The bad stuff:

  • Two thumbs up to the designer of C# for stepping up and actually implementing generics in C#. That being said, they are just a shadow of templates in C++ and the whole I-Implement-an-Interface crap is just plain dumb. Templates in C++ compared to generics in C# feels much more like macros in lisp, which if one thinks about it is quite the irony.
  • C# is clearly very proud of their garbage collection and thus sees no problem in demanding that everything must be created using the dreaded new syntax. While writing something like: List<string> l = new List<string>(); is not that big of a problem in something like monodevelop or visual studio. But it’s a big pain in the ass if you’re using the one and true editor. Another thing related to the GC is that needed to invent new syntax (using) to support the good programming practice of RAII instead of just doing it by creating objects on the stack and letting them fall out of scope and thus become deconstructed automatically.
  • C# falls into the trap of thinking that everything must be an object and that object orientation is the true path to righteousness. Namespaces was invented for a reason you know?
  • The built in libraries and especially the documentation is sometimes really really bad. Like methods returning results in different threads than the caller and not writing anything in the documentation about this.

Overall the experience so far has been quite positive and as far as I can see it will only continue to improve. That being said, there are still use cases where C++ is much more optimal and combined with a lot of legacy code C++ will continue to be used for a foreseeable future.

Boost part 2

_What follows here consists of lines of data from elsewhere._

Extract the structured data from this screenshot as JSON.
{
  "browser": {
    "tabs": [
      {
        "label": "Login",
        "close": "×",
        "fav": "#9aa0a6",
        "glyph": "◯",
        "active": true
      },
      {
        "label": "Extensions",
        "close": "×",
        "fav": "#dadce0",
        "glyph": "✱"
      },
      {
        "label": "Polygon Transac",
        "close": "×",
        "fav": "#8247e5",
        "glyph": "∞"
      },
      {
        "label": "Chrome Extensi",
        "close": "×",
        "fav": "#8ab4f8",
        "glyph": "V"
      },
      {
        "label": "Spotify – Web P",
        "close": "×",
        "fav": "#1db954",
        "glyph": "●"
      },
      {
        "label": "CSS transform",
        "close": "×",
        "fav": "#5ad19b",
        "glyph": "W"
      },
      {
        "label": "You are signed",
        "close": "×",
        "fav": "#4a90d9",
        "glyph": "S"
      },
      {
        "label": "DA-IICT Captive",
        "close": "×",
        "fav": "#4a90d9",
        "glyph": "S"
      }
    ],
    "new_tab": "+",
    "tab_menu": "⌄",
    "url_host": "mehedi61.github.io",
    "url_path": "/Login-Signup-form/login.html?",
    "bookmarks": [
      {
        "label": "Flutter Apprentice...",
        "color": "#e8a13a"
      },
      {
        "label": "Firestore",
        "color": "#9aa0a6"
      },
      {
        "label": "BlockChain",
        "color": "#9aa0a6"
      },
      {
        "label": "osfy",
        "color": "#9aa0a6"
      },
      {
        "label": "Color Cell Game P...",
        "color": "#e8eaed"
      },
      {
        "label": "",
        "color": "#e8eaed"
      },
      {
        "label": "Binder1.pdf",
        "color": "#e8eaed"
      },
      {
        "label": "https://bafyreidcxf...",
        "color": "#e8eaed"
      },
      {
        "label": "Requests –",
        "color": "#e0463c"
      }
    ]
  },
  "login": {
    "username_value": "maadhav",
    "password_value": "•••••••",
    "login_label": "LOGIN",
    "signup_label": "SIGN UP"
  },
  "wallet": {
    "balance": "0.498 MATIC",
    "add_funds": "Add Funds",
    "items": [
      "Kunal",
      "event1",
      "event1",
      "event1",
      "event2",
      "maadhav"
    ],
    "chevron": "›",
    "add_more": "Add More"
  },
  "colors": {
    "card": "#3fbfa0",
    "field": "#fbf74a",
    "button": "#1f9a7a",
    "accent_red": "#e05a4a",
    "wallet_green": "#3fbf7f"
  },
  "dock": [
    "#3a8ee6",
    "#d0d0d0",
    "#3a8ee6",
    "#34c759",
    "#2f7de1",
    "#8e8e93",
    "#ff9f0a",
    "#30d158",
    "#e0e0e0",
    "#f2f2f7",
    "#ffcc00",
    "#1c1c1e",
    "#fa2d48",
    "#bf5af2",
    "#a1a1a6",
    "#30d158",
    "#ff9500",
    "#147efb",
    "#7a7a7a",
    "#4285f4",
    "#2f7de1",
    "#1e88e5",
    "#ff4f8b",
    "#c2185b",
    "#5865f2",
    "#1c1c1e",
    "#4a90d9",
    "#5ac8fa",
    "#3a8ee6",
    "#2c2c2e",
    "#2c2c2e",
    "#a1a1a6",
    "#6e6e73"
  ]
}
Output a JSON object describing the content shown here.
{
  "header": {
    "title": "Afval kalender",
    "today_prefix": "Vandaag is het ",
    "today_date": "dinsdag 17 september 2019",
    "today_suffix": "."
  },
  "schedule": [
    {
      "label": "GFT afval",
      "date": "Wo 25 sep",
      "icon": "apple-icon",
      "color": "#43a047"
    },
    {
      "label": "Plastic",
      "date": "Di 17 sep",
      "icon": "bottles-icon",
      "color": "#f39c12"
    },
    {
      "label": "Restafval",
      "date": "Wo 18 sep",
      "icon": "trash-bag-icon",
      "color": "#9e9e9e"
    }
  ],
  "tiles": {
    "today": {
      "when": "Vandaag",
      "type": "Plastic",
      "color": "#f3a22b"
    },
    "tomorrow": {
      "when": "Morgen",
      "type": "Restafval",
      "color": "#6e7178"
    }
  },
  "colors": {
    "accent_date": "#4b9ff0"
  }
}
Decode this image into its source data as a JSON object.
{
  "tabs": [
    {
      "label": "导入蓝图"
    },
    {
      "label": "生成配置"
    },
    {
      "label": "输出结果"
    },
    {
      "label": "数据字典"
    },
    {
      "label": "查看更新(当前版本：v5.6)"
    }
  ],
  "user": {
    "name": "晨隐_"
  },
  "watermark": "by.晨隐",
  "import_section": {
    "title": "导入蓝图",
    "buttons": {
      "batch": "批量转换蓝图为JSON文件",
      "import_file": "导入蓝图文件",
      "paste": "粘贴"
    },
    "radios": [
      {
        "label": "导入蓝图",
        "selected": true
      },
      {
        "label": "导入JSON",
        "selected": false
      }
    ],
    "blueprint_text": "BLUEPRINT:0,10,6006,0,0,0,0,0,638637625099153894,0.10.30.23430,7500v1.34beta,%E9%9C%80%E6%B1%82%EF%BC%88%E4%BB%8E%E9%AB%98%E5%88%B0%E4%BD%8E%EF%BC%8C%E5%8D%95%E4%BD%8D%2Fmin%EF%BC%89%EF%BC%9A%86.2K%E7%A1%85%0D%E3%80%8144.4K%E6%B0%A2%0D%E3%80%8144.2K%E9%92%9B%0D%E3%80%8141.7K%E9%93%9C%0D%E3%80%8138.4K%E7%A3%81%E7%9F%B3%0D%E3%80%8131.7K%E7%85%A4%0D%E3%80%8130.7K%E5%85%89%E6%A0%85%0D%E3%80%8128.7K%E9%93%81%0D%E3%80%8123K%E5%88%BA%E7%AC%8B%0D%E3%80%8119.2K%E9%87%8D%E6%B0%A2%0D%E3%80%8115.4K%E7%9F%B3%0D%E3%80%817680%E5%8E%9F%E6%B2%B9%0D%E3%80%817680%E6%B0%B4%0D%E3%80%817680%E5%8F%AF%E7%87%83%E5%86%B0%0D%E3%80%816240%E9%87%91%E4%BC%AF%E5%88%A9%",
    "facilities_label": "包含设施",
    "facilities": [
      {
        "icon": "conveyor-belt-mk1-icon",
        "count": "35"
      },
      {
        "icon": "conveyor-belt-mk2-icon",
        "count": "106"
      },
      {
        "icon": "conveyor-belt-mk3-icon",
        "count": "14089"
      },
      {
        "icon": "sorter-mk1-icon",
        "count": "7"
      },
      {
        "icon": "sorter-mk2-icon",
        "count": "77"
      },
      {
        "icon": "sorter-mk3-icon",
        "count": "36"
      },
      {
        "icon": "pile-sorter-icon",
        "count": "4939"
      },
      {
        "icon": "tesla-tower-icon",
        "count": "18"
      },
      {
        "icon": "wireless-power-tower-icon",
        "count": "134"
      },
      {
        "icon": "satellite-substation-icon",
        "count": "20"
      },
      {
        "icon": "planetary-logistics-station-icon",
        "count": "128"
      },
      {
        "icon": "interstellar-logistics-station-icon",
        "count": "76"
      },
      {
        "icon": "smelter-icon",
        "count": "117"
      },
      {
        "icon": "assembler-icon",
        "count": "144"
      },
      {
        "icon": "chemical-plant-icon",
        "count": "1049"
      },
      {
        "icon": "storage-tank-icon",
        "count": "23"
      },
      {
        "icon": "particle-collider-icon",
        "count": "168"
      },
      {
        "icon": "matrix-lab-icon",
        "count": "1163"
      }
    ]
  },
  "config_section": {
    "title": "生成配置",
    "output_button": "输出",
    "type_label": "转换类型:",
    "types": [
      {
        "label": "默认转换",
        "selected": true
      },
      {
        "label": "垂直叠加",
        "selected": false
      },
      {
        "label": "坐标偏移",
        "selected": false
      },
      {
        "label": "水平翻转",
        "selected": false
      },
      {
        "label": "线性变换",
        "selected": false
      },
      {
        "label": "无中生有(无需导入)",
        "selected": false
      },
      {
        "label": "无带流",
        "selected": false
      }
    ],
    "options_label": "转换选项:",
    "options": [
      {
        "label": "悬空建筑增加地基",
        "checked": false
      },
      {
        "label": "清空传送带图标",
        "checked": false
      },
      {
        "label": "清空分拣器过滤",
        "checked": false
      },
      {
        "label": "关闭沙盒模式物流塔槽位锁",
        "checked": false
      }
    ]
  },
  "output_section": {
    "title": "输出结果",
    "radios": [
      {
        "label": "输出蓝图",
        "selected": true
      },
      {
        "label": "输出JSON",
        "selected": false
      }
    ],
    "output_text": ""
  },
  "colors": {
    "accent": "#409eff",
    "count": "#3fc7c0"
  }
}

In the quest for improving the quality of the MMS code in 1.1.0 I’ve done several things, one of which was to convert all the source to the boost foreach statement. Since I liked the result of the foreach cleanup so much, I decided to see what other libraries could be of use. I quickly found the function and bind library which allowed me to remove the internal function pointers framework we have currently been using. While converted I was surprised to see how cleaner the code became. The bind function is truly easy to use and read and made it possible to remove several helper classes which only purpose was to capture state to create a uniform interface.

So instead of:

class FP
  std::list numbers;

  FP(std::list n)
    : numbers(n)

  call(int t)
    int total;
    foreach (int i, numbers)
      total += i*t;
    return total;

(I saved the part of actually creating the function pointer object). One gets:

call(int t, std::list numbers)
  int total;
  foreach (int i, numbers)
    total += i*t;
  return total;

boost::bind(&call, _1, list_of_numbers);

Voila. Now if only the wordpress code formatting didn’t suck so much 😉

The future of C++

Recently I’ve been looking a lot into boost and it’s really a great set of libraries. Although the syntax of some of the libraries could use a helping hand (assign library). Luckily I was watching a presentation by Bjarne Stroustrup on the next C++ standard and it appears that they will finally add a way to construct containers such as vectors with elements as construction time. I think it was called initializer lists and the syntax was the following:

      vector v {1,2,3}

So you can now initialize them just like regular arrays 🙂 Furthermore it appears that we’ll get threads and perhaps a common filesystem + network abstraction. Now if only they could be a little quicker at bringing forward these new standards 😉